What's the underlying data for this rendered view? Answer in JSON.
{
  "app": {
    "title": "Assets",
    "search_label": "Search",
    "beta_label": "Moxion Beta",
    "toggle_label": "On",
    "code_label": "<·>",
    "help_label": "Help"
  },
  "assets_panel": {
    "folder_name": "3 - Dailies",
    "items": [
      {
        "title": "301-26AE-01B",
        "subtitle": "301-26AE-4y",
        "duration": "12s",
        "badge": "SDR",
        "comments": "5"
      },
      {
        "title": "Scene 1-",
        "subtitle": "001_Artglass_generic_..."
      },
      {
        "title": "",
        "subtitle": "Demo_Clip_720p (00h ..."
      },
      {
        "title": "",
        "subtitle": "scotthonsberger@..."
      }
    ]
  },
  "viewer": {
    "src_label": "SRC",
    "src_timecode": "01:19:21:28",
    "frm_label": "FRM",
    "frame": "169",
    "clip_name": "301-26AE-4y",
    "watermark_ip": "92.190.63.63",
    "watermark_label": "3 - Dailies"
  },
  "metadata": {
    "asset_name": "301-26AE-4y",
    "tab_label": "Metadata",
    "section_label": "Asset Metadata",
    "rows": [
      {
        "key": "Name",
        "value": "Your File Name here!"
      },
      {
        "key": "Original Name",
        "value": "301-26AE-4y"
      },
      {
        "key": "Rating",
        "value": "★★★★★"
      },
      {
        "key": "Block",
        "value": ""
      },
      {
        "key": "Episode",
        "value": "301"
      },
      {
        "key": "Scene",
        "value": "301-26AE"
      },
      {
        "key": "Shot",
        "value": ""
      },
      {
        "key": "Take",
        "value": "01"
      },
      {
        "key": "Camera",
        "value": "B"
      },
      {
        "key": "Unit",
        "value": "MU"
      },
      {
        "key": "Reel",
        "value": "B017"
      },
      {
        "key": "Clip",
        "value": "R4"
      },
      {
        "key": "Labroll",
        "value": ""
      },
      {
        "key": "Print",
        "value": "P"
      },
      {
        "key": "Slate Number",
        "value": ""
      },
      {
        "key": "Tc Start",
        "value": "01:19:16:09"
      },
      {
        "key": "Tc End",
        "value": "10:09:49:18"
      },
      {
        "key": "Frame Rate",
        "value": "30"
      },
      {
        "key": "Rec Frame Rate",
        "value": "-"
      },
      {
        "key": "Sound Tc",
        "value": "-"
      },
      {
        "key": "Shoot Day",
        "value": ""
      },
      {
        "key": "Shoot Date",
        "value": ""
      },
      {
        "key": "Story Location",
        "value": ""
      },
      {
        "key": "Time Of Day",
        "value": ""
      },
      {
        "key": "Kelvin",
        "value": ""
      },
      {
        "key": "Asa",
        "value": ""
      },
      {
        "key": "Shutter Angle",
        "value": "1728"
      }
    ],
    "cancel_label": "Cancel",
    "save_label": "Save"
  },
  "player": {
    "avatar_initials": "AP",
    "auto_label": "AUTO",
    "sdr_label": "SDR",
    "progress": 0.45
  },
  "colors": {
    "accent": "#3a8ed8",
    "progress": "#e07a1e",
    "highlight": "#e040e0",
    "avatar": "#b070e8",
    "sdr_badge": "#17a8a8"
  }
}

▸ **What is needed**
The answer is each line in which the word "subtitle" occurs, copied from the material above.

▸ **Worked solution**
        "subtitle": "301-26AE-4y",
        "subtitle": "001_Artglass_generic_..."
        "subtitle": "Demo_Clip_720p (00h ..."
        "subtitle": "scotthonsberger@..."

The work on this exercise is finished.